Go through the records below and copy out every line holding "subtitle".
Content starts
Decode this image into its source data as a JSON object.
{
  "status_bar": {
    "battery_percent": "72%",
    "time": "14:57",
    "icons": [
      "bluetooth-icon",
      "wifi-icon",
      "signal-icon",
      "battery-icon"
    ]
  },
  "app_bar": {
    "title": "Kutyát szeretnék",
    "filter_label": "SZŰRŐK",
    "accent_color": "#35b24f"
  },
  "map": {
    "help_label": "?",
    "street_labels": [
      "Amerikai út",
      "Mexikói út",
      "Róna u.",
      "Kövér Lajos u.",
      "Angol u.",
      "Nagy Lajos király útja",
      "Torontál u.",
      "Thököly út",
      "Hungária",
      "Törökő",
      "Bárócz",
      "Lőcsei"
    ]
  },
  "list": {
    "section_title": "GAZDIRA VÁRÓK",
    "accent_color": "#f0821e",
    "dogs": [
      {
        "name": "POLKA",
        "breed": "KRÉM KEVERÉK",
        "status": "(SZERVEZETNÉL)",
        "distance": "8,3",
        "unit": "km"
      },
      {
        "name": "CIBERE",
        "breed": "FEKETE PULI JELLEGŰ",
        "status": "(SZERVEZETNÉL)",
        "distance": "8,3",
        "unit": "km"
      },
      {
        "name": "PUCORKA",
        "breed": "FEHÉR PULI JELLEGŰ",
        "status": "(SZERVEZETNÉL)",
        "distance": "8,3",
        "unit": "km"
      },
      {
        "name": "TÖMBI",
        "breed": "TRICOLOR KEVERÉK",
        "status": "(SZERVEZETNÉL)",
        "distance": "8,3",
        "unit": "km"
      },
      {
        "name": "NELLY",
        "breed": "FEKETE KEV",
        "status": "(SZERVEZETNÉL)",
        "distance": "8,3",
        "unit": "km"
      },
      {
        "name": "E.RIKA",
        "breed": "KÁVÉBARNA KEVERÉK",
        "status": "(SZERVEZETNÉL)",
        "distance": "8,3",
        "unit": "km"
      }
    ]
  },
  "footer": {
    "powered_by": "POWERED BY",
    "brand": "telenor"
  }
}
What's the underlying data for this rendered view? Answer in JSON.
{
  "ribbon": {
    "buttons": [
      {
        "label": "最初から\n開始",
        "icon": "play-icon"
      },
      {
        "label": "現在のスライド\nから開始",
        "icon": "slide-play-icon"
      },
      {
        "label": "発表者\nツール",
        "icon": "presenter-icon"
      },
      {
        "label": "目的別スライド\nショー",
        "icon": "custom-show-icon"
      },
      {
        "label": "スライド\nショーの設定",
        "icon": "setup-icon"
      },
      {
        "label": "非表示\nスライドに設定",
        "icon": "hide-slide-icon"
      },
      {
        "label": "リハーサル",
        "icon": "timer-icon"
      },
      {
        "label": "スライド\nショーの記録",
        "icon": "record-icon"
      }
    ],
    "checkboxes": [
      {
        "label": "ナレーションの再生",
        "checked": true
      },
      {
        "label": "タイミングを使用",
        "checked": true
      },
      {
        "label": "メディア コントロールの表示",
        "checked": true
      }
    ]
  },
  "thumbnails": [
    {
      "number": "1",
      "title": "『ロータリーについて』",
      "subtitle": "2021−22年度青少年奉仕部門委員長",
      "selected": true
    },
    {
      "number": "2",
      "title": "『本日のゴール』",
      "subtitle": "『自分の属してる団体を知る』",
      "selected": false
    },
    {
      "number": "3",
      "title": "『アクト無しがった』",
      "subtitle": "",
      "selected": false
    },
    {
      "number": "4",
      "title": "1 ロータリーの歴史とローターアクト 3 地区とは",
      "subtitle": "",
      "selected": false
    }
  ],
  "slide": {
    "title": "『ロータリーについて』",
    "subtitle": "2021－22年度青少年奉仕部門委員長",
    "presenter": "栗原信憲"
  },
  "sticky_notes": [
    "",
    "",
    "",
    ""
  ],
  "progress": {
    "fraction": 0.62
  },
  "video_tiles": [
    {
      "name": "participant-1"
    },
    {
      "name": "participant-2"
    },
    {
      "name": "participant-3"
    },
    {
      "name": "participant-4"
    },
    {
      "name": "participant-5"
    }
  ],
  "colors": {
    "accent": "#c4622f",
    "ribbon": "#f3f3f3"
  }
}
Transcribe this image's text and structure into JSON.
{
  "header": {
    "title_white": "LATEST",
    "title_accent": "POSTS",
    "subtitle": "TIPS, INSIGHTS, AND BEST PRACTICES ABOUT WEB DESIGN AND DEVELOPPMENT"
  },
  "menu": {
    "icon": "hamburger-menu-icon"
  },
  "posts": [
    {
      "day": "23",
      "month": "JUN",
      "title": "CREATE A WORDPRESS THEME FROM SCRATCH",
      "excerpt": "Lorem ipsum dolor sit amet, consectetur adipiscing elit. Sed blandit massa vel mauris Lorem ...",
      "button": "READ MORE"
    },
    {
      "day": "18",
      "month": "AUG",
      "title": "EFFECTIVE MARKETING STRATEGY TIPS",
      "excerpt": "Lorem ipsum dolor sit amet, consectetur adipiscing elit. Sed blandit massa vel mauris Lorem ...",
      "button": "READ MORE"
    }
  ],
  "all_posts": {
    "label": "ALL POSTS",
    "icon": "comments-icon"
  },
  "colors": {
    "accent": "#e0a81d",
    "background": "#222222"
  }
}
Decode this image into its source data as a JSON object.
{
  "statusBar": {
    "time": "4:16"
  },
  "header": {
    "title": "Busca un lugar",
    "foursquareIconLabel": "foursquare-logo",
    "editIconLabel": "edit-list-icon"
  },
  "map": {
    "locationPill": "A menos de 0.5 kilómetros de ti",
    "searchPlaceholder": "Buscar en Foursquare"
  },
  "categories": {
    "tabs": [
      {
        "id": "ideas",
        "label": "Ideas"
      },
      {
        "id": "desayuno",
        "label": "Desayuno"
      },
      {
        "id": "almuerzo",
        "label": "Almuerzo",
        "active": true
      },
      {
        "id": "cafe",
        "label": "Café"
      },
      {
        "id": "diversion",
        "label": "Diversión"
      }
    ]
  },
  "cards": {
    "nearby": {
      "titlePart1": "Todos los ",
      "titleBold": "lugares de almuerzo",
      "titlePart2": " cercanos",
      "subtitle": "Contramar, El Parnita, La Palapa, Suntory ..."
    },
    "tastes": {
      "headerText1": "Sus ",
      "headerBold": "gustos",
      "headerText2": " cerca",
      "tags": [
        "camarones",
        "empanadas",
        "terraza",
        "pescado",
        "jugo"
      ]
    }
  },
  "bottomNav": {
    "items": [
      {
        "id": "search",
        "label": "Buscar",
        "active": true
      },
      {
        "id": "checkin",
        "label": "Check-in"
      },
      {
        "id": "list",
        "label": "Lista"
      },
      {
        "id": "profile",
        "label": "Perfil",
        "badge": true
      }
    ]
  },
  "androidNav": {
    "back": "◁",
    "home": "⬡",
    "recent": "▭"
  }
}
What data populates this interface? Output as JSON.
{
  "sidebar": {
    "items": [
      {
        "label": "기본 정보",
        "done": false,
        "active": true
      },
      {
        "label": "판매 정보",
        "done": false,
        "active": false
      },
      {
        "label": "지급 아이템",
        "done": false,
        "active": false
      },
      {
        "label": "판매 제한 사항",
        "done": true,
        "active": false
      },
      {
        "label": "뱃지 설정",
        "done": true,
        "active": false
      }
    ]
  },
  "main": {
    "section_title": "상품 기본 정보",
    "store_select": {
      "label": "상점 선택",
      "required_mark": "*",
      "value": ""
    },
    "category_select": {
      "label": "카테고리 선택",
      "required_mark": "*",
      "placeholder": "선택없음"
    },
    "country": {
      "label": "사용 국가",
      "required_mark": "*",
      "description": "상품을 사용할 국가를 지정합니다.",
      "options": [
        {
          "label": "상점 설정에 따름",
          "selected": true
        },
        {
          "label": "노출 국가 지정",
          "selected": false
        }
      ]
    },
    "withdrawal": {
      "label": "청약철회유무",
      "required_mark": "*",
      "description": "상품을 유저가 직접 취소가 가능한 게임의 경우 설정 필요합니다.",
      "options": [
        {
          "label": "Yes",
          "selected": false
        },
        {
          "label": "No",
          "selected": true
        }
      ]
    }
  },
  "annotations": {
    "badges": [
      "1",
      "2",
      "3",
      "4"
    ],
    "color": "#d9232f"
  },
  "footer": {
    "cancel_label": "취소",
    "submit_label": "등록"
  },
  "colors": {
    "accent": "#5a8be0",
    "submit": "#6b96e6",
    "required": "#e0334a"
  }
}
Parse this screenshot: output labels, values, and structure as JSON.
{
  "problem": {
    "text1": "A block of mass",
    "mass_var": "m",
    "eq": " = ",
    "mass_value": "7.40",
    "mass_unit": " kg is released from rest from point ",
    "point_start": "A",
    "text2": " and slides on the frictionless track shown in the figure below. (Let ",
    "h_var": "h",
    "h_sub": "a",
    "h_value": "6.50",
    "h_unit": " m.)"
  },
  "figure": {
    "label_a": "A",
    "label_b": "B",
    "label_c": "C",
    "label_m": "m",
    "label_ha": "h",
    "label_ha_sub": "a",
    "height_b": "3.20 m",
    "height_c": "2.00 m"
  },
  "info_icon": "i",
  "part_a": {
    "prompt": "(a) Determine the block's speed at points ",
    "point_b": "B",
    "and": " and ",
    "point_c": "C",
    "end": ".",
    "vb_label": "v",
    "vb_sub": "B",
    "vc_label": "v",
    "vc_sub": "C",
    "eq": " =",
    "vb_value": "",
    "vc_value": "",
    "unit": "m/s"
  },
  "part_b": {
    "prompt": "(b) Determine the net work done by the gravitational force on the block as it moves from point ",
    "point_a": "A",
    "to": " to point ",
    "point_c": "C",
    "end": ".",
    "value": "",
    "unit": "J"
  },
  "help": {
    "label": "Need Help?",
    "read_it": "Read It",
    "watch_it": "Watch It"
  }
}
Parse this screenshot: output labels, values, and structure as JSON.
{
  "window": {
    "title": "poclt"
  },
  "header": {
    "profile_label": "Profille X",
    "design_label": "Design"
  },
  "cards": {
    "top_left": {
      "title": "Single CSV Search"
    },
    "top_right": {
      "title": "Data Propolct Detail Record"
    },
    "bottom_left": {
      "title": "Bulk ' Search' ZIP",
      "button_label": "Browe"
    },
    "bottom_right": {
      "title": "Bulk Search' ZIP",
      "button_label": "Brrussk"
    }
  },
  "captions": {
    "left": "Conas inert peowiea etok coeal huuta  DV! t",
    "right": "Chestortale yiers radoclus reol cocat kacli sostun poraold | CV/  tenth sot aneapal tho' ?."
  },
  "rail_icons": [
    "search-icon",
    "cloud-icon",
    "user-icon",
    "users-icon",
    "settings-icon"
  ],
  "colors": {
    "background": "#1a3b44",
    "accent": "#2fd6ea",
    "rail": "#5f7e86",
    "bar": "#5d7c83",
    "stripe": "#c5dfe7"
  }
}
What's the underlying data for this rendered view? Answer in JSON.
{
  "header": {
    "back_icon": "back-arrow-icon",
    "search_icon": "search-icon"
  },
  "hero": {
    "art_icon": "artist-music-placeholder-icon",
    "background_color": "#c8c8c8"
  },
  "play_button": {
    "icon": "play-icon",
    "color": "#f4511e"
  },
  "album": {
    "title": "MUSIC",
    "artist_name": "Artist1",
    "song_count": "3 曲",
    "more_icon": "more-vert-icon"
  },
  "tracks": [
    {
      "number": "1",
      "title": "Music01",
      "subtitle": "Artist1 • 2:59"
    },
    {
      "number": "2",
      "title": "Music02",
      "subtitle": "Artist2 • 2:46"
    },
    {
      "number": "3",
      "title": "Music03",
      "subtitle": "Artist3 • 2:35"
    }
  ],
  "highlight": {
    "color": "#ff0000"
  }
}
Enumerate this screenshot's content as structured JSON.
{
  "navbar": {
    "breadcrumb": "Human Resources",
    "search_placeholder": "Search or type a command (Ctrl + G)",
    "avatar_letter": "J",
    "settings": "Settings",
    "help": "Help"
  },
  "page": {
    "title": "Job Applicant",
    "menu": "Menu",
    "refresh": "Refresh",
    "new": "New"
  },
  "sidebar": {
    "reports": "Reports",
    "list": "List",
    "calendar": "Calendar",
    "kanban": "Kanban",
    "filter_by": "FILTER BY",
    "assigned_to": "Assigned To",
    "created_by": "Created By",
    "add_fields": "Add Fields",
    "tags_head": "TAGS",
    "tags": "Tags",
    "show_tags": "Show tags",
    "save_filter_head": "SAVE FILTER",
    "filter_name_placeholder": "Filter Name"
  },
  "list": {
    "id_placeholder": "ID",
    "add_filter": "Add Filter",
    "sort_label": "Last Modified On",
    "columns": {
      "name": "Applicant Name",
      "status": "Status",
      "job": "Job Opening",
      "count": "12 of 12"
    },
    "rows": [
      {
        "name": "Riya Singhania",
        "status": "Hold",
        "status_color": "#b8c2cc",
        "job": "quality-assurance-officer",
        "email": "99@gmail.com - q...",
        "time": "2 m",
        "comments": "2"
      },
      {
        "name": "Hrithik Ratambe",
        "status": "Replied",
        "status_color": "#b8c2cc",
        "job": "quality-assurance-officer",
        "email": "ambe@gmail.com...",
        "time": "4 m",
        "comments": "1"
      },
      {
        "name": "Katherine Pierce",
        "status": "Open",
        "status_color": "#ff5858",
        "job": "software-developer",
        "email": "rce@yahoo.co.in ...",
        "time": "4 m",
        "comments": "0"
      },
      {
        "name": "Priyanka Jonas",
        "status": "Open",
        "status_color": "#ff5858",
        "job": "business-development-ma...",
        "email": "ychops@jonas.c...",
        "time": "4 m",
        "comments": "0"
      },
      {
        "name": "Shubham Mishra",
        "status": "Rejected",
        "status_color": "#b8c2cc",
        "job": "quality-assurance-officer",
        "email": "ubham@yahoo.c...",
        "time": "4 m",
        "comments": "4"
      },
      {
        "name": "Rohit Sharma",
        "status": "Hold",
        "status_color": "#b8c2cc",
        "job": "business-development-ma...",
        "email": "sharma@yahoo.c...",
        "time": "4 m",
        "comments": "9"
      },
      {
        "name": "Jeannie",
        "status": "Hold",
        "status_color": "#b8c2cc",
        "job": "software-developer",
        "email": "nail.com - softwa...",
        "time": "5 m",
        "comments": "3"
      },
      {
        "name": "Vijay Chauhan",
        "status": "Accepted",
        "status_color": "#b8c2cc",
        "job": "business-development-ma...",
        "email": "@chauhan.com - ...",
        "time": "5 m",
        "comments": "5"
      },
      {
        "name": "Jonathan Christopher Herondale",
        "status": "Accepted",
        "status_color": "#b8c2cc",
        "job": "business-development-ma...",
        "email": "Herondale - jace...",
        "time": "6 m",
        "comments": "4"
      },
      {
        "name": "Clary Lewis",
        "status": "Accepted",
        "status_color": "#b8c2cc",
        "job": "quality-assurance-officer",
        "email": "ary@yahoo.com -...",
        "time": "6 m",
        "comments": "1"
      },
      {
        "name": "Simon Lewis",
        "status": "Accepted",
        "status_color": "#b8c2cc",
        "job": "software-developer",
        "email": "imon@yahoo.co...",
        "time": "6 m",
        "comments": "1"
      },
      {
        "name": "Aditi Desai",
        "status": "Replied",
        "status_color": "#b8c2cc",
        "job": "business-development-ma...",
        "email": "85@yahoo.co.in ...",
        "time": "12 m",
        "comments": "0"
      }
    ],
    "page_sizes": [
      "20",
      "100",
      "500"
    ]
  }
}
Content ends
Reply to the exercise.
      "subtitle": "2021−22年度青少年奉仕部門委員長",
      "subtitle": "『自分の属してる団体を知る』",
      "subtitle": "",
      "subtitle": "",
    "subtitle": "2021－22年度青少年奉仕部門委員長",
    "subtitle": "TIPS, INSIGHTS, AND BEST PRACTICES ABOUT WEB DESIGN AND DEVELOPPMENT"
      "subtitle": "Contramar, El Parnita, La Palapa, Suntory ..."
      "subtitle": "Artist1 • 2:59"
      "subtitle": "Artist2 • 2:46"
      "subtitle": "Artist3 • 2:35"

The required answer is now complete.